Tuesday, 6 September 2016

Standardised testing is contrary to expert advice

"ONE of only two education experts who submitted written evidence to a Scottish Government consultation which led to controversial proposals for the reintroduction of standardised testing in Scottish schools has distanced herself from the policy."

"Sue Ellis, professor of education at Strathclyde University, told CommonSpace that elements of the evidence she gave to the Scottish Government in 2015 in three emails had not been accepted."

"She said: `There are certainly aspects of my advice that were not accepted`."

"She also added that there should be more sources supplying evidence to Scottish Government consultation processes: `In Scotland we also tend to generate ideas from different sources and no academic should sit in an ivory tower - that system teaches academic humility if nothing else`."

"`It's all about what's going to be useful to parents, teachers and local authorities,` she said."

"Last year, CommonSpace broke the news that the written part of the Scottish Government’s consultation was made up of just four emails, three from Ellis and one from Professor Louise Hayward of Glasgow University."

"The consultation was meant to inform government policy aimed at closing the gap in performance between Scotland’s poorest and most well-off students, and decided on the reintroduction of standardised tests across Scotland for pupils in primaries one, five and seven and the third year of secondary school."

"The plans for standardised testing, launched last September as part of the Scottish Government’s National Education Framework, have come in for criticism from teaching unions, who fear that they will have a detrimental impact on children’s education and could ultimately result in school league tables."

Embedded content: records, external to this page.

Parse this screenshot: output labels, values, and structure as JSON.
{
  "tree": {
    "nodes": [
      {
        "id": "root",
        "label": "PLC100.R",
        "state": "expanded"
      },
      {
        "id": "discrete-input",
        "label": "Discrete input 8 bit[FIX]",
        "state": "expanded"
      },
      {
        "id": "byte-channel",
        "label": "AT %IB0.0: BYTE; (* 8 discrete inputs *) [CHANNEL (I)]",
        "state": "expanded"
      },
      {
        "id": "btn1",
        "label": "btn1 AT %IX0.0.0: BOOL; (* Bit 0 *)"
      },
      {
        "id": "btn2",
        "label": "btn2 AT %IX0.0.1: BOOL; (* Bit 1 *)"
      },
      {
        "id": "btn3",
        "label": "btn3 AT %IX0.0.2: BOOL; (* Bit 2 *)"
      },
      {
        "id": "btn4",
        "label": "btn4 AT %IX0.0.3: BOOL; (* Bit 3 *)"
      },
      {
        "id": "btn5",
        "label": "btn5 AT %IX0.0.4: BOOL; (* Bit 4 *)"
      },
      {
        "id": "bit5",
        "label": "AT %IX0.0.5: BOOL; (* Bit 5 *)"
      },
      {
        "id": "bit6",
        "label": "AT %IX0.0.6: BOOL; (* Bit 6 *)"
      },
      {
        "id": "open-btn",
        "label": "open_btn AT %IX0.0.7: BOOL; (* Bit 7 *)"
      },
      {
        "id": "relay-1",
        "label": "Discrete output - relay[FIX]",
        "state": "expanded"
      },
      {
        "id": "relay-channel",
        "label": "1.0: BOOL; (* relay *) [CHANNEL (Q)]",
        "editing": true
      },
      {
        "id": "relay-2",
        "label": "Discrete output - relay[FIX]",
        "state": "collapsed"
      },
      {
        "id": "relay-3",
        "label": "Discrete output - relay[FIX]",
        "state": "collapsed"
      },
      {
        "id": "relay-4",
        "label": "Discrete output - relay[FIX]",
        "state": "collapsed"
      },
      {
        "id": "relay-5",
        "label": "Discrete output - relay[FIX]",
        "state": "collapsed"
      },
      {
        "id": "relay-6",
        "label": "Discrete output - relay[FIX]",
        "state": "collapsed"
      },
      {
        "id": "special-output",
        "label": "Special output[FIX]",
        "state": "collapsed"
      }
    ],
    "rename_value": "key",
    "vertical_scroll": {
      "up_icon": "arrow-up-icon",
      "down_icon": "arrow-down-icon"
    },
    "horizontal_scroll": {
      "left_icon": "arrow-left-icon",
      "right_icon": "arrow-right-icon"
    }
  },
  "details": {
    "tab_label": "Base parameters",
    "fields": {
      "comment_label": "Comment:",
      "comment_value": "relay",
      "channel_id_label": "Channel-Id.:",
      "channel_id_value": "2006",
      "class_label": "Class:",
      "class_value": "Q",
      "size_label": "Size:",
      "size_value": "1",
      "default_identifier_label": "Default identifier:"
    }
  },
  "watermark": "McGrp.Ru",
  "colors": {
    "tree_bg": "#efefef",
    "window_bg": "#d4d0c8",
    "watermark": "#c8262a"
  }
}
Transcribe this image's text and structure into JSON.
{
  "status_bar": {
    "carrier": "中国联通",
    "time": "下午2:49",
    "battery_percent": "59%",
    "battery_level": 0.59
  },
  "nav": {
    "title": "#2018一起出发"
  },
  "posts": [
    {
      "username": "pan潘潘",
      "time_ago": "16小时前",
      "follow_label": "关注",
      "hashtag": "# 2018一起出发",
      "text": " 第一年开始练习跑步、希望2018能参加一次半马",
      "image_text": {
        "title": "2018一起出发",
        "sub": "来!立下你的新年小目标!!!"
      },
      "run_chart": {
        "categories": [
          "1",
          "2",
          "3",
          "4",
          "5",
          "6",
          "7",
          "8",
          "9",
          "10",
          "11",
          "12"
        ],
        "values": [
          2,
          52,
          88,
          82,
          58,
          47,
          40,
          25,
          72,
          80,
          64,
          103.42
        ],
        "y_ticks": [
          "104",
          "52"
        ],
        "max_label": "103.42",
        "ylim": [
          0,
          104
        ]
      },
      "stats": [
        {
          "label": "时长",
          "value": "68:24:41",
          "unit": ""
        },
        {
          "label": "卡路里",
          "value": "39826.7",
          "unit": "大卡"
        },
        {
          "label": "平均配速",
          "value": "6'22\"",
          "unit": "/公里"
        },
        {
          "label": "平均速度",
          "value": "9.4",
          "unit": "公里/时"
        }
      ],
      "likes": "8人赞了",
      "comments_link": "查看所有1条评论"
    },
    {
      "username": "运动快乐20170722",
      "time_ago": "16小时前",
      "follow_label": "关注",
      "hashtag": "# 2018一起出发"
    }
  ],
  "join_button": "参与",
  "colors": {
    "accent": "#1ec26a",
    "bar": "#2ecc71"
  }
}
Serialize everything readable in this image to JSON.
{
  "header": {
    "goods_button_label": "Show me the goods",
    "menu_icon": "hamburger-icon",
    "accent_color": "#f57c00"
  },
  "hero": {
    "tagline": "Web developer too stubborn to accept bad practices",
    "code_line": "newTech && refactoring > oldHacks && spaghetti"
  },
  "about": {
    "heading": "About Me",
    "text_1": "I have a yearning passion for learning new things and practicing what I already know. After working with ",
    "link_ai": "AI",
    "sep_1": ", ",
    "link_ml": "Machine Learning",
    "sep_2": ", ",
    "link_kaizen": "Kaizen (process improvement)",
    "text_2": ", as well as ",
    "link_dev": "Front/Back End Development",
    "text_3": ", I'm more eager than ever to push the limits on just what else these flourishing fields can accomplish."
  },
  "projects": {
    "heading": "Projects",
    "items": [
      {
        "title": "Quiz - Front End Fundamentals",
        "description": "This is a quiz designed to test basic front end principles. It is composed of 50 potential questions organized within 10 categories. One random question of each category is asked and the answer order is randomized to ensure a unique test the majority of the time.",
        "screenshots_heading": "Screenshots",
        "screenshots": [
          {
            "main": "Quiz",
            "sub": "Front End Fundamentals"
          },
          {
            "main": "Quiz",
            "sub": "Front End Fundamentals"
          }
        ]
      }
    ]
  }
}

"Ellis’ comments come after a freedom of information (FoI) request by education writer and campaigner James McEnaney was upheld by the Scottish Information Commissioner after a year-long attempt by the Scottish Government to keep the consultation process secret."

"Ellis’ recommendations include that the testing not be based on the Curriculum for Excellence, the Scottish curriculum introduced in 2010-11, and that they not include a written element. However, official procurement documents for the standardised testing system show that the tests will be based on CfE, and that a written element will be included."

"Bill Boyd, a literacy consultant and former English teacher said: `It seems quite clear from what little evidence we have that the government had already made up its mind on national testing, based on goodness knows what, since all the evidence from countries which have relied on these tests has been negative`."

"Scottish Labour education spokesperson Iain Gray said: `It is incredible that in the very week Nicola Sturgeon and John Swinney paraded education ‘advisers’ flown in from all over the world, we discover that their key education policy was made up on the basis of almost no educational advice or research at all. Indeed, the government’s national standardised assessment policy, always shambolic, is now revealed to be contrary to the limited advice they did receive`."

Read more

No comments:

Post a Comment